Reproduce all the material verbatim, down to the last line.
+++++
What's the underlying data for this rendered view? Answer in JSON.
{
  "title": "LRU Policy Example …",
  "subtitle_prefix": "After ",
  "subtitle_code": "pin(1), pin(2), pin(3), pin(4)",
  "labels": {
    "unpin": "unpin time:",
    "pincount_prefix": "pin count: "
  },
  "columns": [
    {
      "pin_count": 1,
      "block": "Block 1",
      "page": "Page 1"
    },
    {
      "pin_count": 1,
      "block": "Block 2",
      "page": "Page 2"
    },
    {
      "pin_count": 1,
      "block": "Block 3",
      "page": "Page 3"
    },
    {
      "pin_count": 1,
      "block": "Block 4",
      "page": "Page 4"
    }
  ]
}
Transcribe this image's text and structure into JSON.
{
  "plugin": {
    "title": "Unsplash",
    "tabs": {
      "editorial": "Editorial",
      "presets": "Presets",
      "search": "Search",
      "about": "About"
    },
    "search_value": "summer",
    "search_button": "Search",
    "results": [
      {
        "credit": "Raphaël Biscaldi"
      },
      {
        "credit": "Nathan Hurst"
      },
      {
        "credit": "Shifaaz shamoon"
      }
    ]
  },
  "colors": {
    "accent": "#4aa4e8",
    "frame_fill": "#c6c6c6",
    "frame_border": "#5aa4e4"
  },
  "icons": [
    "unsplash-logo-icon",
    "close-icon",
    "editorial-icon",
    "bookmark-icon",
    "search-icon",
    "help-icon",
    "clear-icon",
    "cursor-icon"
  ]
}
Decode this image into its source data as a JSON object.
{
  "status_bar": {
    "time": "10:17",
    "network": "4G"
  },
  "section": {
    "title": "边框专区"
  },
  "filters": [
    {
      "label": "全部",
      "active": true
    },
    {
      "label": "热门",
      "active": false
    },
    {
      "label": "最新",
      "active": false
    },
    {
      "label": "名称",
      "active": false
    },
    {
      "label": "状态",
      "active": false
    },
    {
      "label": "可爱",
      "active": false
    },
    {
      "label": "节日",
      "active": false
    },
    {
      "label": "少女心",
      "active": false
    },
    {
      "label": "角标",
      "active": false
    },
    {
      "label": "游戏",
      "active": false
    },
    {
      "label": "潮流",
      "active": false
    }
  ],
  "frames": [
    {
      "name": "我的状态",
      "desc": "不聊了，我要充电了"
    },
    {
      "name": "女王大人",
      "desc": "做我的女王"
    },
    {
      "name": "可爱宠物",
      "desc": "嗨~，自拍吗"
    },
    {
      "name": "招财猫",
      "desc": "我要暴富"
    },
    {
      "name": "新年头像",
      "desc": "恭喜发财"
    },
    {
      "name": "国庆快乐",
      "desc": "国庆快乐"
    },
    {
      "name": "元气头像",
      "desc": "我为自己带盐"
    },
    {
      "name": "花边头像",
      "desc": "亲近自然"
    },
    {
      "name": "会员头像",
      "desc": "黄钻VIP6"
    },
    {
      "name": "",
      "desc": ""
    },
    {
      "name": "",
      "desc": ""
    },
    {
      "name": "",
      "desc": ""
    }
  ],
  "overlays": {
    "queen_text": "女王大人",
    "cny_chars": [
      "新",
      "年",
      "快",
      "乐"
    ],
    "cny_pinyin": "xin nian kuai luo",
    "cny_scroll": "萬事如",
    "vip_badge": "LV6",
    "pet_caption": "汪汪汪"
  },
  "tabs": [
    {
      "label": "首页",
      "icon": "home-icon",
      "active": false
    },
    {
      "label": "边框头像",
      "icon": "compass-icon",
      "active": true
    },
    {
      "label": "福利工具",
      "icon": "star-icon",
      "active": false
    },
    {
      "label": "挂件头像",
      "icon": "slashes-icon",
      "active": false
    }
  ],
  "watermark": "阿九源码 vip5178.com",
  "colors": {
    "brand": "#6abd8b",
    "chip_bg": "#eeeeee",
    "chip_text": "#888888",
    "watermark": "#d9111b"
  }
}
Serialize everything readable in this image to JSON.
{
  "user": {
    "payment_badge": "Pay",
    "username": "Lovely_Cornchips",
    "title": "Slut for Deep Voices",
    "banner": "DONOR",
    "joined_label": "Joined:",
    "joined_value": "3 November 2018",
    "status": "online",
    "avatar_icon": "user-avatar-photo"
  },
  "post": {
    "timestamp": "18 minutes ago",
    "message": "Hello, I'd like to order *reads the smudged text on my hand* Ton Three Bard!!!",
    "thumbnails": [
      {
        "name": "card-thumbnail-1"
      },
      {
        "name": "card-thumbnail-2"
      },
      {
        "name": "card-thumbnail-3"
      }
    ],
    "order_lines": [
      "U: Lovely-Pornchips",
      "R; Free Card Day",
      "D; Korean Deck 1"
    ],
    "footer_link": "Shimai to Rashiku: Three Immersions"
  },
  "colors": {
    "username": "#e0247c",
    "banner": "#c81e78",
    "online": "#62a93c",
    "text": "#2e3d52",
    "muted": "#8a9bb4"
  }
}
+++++
• _RESPONSE AREA_:
What's the underlying data for this rendered view? Answer in JSON.
{
  "title": "LRU Policy Example …",
  "subtitle_prefix": "After ",
  "subtitle_code": "pin(1), pin(2), pin(3), pin(4)",
  "labels": {
    "unpin": "unpin time:",
    "pincount_prefix": "pin count: "
  },
  "columns": [
    {
      "pin_count": 1,
      "block": "Block 1",
      "page": "Page 1"
    },
    {
      "pin_count": 1,
      "block": "Block 2",
      "page": "Page 2"
    },
    {
      "pin_count": 1,
      "block": "Block 3",
      "page": "Page 3"
    },
    {
      "pin_count": 1,
      "block": "Block 4",
      "page": "Page 4"
    }
  ]
}
Transcribe this image's text and structure into JSON.
{
  "plugin": {
    "title": "Unsplash",
    "tabs": {
      "editorial": "Editorial",
      "presets": "Presets",
      "search": "Search",
      "about": "About"
    },
    "search_value": "summer",
    "search_button": "Search",
    "results": [
      {
        "credit": "Raphaël Biscaldi"
      },
      {
        "credit": "Nathan Hurst"
      },
      {
        "credit": "Shifaaz shamoon"
      }
    ]
  },
  "colors": {
    "accent": "#4aa4e8",
    "frame_fill": "#c6c6c6",
    "frame_border": "#5aa4e4"
  },
  "icons": [
    "unsplash-logo-icon",
    "close-icon",
    "editorial-icon",
    "bookmark-icon",
    "search-icon",
    "help-icon",
    "clear-icon",
    "cursor-icon"
  ]
}
Decode this image into its source data as a JSON object.
{
  "status_bar": {
    "time": "10:17",
    "network": "4G"
  },
  "section": {
    "title": "边框专区"
  },
  "filters": [
    {
      "label": "全部",
      "active": true
    },
    {
      "label": "热门",
      "active": false
    },
    {
      "label": "最新",
      "active": false
    },
    {
      "label": "名称",
      "active": false
    },
    {
      "label": "状态",
      "active": false
    },
    {
      "label": "可爱",
      "active": false
    },
    {
      "label": "节日",
      "active": false
    },
    {
      "label": "少女心",
      "active": false
    },
    {
      "label": "角标",
      "active": false
    },
    {
      "label": "游戏",
      "active": false
    },
    {
      "label": "潮流",
      "active": false
    }
  ],
  "frames": [
    {
      "name": "我的状态",
      "desc": "不聊了，我要充电了"
    },
    {
      "name": "女王大人",
      "desc": "做我的女王"
    },
    {
      "name": "可爱宠物",
      "desc": "嗨~，自拍吗"
    },
    {
      "name": "招财猫",
      "desc": "我要暴富"
    },
    {
      "name": "新年头像",
      "desc": "恭喜发财"
    },
    {
      "name": "国庆快乐",
      "desc": "国庆快乐"
    },
    {
      "name": "元气头像",
      "desc": "我为自己带盐"
    },
    {
      "name": "花边头像",
      "desc": "亲近自然"
    },
    {
      "name": "会员头像",
      "desc": "黄钻VIP6"
    },
    {
      "name": "",
      "desc": ""
    },
    {
      "name": "",
      "desc": ""
    },
    {
      "name": "",
      "desc": ""
    }
  ],
  "overlays": {
    "queen_text": "女王大人",
    "cny_chars": [
      "新",
      "年",
      "快",
      "乐"
    ],
    "cny_pinyin": "xin nian kuai luo",
    "cny_scroll": "萬事如",
    "vip_badge": "LV6",
    "pet_caption": "汪汪汪"
  },
  "tabs": [
    {
      "label": "首页",
      "icon": "home-icon",
      "active": false
    },
    {
      "label": "边框头像",
      "icon": "compass-icon",
      "active": true
    },
    {
      "label": "福利工具",
      "icon": "star-icon",
      "active": false
    },
    {
      "label": "挂件头像",
      "icon": "slashes-icon",
      "active": false
    }
  ],
  "watermark": "阿九源码 vip5178.com",
  "colors": {
    "brand": "#6abd8b",
    "chip_bg": "#eeeeee",
    "chip_text": "#888888",
    "watermark": "#d9111b"
  }
}
Serialize everything readable in this image to JSON.
{
  "user": {
    "payment_badge": "Pay",
    "username": "Lovely_Cornchips",
    "title": "Slut for Deep Voices",
    "banner": "DONOR",
    "joined_label": "Joined:",
    "joined_value": "3 November 2018",
    "status": "online",
    "avatar_icon": "user-avatar-photo"
  },
  "post": {
    "timestamp": "18 minutes ago",
    "message": "Hello, I'd like to order *reads the smudged text on my hand* Ton Three Bard!!!",
    "thumbnails": [
      {
        "name": "card-thumbnail-1"
      },
      {
        "name": "card-thumbnail-2"
      },
      {
        "name": "card-thumbnail-3"
      }
    ],
    "order_lines": [
      "U: Lovely-Pornchips",
      "R; Free Card Day",
      "D; Korean Deck 1"
    ],
    "footer_link": "Shimai to Rashiku: Three Immersions"
  },
  "colors": {
    "username": "#e0247c",
    "banner": "#c81e78",
    "online": "#62a93c",
    "text": "#2e3d52",
    "muted": "#8a9bb4"
  }
}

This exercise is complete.